Segment Start: Given data

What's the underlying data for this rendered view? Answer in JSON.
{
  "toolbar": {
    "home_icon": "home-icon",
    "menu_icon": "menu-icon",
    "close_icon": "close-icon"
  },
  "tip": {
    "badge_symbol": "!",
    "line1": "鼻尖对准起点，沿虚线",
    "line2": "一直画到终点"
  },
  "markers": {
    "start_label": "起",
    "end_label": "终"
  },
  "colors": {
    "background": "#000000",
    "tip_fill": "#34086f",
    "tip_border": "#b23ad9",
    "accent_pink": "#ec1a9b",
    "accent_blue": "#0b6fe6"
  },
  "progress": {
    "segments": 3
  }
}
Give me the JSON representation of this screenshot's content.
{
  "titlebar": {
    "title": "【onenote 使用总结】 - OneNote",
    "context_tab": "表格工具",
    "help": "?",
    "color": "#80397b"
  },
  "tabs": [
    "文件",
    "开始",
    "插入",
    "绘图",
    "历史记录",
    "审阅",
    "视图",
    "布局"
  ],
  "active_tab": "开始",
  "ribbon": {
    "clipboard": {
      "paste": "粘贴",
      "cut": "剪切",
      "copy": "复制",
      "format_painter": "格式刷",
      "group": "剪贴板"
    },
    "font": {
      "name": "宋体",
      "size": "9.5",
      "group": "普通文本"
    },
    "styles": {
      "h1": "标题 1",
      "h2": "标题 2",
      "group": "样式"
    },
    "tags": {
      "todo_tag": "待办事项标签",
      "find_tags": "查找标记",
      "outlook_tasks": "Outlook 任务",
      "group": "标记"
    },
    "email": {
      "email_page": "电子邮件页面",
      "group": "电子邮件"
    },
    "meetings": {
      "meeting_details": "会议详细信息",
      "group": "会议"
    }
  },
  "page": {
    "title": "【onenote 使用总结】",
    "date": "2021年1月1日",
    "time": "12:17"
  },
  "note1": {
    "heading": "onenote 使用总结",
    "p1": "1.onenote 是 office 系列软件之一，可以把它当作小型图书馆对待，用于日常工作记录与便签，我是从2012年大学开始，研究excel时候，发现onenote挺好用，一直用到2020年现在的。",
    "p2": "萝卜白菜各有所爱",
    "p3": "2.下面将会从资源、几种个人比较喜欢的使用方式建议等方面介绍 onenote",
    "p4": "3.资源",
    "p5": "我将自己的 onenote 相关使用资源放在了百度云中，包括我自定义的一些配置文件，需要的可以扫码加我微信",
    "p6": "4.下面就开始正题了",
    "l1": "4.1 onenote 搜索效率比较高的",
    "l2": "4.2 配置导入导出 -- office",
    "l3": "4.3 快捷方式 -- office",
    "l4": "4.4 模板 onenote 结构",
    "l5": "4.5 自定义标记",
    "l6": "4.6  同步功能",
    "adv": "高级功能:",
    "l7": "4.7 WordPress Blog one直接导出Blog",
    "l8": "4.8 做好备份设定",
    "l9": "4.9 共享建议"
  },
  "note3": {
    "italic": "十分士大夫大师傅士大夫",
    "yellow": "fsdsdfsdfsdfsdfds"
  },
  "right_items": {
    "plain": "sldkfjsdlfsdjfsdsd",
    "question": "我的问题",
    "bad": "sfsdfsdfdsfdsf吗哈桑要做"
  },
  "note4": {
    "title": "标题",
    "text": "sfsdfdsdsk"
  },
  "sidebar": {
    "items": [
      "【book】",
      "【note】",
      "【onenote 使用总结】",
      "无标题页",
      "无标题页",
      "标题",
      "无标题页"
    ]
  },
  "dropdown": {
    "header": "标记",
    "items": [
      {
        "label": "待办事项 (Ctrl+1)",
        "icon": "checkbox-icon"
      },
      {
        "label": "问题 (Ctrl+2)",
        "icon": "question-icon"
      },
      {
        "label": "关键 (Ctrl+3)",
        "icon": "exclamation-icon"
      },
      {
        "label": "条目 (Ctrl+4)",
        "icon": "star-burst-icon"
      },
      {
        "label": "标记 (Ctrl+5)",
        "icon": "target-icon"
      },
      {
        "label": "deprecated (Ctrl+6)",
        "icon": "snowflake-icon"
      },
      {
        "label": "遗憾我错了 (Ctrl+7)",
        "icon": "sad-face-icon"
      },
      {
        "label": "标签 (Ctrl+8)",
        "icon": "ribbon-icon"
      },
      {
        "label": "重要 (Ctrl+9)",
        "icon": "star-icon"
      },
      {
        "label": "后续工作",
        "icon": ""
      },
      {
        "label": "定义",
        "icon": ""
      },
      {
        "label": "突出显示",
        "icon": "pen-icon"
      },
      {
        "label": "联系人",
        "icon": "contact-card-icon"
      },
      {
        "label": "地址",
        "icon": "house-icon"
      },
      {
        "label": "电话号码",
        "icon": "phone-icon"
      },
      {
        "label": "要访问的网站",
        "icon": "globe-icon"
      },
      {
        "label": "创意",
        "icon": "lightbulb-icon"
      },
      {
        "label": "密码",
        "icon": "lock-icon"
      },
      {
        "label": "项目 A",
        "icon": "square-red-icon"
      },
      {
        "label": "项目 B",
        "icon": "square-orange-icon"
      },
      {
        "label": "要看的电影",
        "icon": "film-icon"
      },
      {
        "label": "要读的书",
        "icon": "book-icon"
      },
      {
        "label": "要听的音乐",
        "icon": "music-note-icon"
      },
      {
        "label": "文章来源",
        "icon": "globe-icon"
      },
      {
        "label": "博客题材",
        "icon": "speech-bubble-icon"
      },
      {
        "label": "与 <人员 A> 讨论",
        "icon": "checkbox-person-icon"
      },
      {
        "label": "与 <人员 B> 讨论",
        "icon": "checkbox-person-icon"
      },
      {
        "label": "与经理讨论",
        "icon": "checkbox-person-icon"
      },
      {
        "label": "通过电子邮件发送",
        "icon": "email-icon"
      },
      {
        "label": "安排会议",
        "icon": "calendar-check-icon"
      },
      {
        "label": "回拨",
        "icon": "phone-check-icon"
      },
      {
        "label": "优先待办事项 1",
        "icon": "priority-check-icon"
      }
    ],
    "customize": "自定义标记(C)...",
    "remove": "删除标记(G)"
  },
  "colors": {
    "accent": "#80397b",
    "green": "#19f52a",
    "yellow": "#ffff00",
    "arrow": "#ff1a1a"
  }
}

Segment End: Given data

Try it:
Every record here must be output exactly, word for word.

Final answer:
What's the underlying data for this rendered view? Answer in JSON.
{
  "toolbar": {
    "home_icon": "home-icon",
    "menu_icon": "menu-icon",
    "close_icon": "close-icon"
  },
  "tip": {
    "badge_symbol": "!",
    "line1": "鼻尖对准起点，沿虚线",
    "line2": "一直画到终点"
  },
  "markers": {
    "start_label": "起",
    "end_label": "终"
  },
  "colors": {
    "background": "#000000",
    "tip_fill": "#34086f",
    "tip_border": "#b23ad9",
    "accent_pink": "#ec1a9b",
    "accent_blue": "#0b6fe6"
  },
  "progress": {
    "segments": 3
  }
}
Give me the JSON representation of this screenshot's content.
{
  "titlebar": {
    "title": "【onenote 使用总结】 - OneNote",
    "context_tab": "表格工具",
    "help": "?",
    "color": "#80397b"
  },
  "tabs": [
    "文件",
    "开始",
    "插入",
    "绘图",
    "历史记录",
    "审阅",
    "视图",
    "布局"
  ],
  "active_tab": "开始",
  "ribbon": {
    "clipboard": {
      "paste": "粘贴",
      "cut": "剪切",
      "copy": "复制",
      "format_painter": "格式刷",
      "group": "剪贴板"
    },
    "font": {
      "name": "宋体",
      "size": "9.5",
      "group": "普通文本"
    },
    "styles": {
      "h1": "标题 1",
      "h2": "标题 2",
      "group": "样式"
    },
    "tags": {
      "todo_tag": "待办事项标签",
      "find_tags": "查找标记",
      "outlook_tasks": "Outlook 任务",
      "group": "标记"
    },
    "email": {
      "email_page": "电子邮件页面",
      "group": "电子邮件"
    },
    "meetings": {
      "meeting_details": "会议详细信息",
      "group": "会议"
    }
  },
  "page": {
    "title": "【onenote 使用总结】",
    "date": "2021年1月1日",
    "time": "12:17"
  },
  "note1": {
    "heading": "onenote 使用总结",
    "p1": "1.onenote 是 office 系列软件之一，可以把它当作小型图书馆对待，用于日常工作记录与便签，我是从2012年大学开始，研究excel时候，发现onenote挺好用，一直用到2020年现在的。",
    "p2": "萝卜白菜各有所爱",
    "p3": "2.下面将会从资源、几种个人比较喜欢的使用方式建议等方面介绍 onenote",
    "p4": "3.资源",
    "p5": "我将自己的 onenote 相关使用资源放在了百度云中，包括我自定义的一些配置文件，需要的可以扫码加我微信",
    "p6": "4.下面就开始正题了",
    "l1": "4.1 onenote 搜索效率比较高的",
    "l2": "4.2 配置导入导出 -- office",
    "l3": "4.3 快捷方式 -- office",
    "l4": "4.4 模板 onenote 结构",
    "l5": "4.5 自定义标记",
    "l6": "4.6  同步功能",
    "adv": "高级功能:",
    "l7": "4.7 WordPress Blog one直接导出Blog",
    "l8": "4.8 做好备份设定",
    "l9": "4.9 共享建议"
  },
  "note3": {
    "italic": "十分士大夫大师傅士大夫",
    "yellow": "fsdsdfsdfsdfsdfds"
  },
  "right_items": {
    "plain": "sldkfjsdlfsdjfsdsd",
    "question": "我的问题",
    "bad": "sfsdfsdfdsfdsf吗哈桑要做"
  },
  "note4": {
    "title": "标题",
    "text": "sfsdfdsdsk"
  },
  "sidebar": {
    "items": [
      "【book】",
      "【note】",
      "【onenote 使用总结】",
      "无标题页",
      "无标题页",
      "标题",
      "无标题页"
    ]
  },
  "dropdown": {
    "header": "标记",
    "items": [
      {
        "label": "待办事项 (Ctrl+1)",
        "icon": "checkbox-icon"
      },
      {
        "label": "问题 (Ctrl+2)",
        "icon": "question-icon"
      },
      {
        "label": "关键 (Ctrl+3)",
        "icon": "exclamation-icon"
      },
      {
        "label": "条目 (Ctrl+4)",
        "icon": "star-burst-icon"
      },
      {
        "label": "标记 (Ctrl+5)",
        "icon": "target-icon"
      },
      {
        "label": "deprecated (Ctrl+6)",
        "icon": "snowflake-icon"
      },
      {
        "label": "遗憾我错了 (Ctrl+7)",
        "icon": "sad-face-icon"
      },
      {
        "label": "标签 (Ctrl+8)",
        "icon": "ribbon-icon"
      },
      {
        "label": "重要 (Ctrl+9)",
        "icon": "star-icon"
      },
      {
        "label": "后续工作",
        "icon": ""
      },
      {
        "label": "定义",
        "icon": ""
      },
      {
        "label": "突出显示",
        "icon": "pen-icon"
      },
      {
        "label": "联系人",
        "icon": "contact-card-icon"
      },
      {
        "label": "地址",
        "icon": "house-icon"
      },
      {
        "label": "电话号码",
        "icon": "phone-icon"
      },
      {
        "label": "要访问的网站",
        "icon": "globe-icon"
      },
      {
        "label": "创意",
        "icon": "lightbulb-icon"
      },
      {
        "label": "密码",
        "icon": "lock-icon"
      },
      {
        "label": "项目 A",
        "icon": "square-red-icon"
      },
      {
        "label": "项目 B",
        "icon": "square-orange-icon"
      },
      {
        "label": "要看的电影",
        "icon": "film-icon"
      },
      {
        "label": "要读的书",
        "icon": "book-icon"
      },
      {
        "label": "要听的音乐",
        "icon": "music-note-icon"
      },
      {
        "label": "文章来源",
        "icon": "globe-icon"
      },
      {
        "label": "博客题材",
        "icon": "speech-bubble-icon"
      },
      {
        "label": "与 <人员 A> 讨论",
        "icon": "checkbox-person-icon"
      },
      {
        "label": "与 <人员 B> 讨论",
        "icon": "checkbox-person-icon"
      },
      {
        "label": "与经理讨论",
        "icon": "checkbox-person-icon"
      },
      {
        "label": "通过电子邮件发送",
        "icon": "email-icon"
      },
      {
        "label": "安排会议",
        "icon": "calendar-check-icon"
      },
      {
        "label": "回拨",
        "icon": "phone-check-icon"
      },
      {
        "label": "优先待办事项 1",
        "icon": "priority-check-icon"
      }
    ],
    "customize": "自定义标记(C)...",
    "remove": "删除标记(G)"
  },
  "colors": {
    "accent": "#80397b",
    "green": "#19f52a",
    "yellow": "#ffff00",
    "arrow": "#ff1a1a"
  }
}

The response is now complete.